DATA IN THIS EXERCISE section start

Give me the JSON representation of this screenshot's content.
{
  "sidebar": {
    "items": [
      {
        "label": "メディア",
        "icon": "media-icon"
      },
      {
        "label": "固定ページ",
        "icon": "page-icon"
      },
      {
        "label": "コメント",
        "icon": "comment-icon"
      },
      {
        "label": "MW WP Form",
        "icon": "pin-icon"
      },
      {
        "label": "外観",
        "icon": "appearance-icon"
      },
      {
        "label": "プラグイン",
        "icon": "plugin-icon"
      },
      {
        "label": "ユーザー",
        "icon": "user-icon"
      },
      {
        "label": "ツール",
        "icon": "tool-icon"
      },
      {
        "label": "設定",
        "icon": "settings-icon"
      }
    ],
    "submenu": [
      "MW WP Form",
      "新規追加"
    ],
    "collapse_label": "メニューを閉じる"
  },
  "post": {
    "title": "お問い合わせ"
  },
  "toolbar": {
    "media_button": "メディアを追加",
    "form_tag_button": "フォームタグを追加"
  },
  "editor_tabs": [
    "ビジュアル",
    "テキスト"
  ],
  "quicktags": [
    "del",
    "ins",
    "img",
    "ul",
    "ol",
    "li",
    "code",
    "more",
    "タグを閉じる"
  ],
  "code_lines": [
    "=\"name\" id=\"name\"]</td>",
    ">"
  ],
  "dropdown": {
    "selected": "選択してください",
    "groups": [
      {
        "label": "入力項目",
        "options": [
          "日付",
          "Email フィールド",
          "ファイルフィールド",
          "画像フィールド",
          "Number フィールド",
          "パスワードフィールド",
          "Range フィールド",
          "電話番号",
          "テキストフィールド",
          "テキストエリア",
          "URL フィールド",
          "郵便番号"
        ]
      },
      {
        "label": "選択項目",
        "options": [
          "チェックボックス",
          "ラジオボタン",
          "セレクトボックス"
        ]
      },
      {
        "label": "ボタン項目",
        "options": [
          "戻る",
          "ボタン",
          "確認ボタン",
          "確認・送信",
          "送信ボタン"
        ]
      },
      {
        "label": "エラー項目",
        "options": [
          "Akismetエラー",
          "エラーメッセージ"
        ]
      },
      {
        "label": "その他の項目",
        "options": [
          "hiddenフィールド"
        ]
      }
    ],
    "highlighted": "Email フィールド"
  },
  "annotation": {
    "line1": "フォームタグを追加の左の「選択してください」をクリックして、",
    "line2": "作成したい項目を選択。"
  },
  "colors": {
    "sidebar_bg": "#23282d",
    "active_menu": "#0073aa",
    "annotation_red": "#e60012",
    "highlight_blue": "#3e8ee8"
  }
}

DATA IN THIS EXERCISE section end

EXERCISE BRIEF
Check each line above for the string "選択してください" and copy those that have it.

RESULT OF THIS TASK
    "selected": "選択してください",
    "line1": "フォームタグを追加の左の「選択してください」をクリックして、",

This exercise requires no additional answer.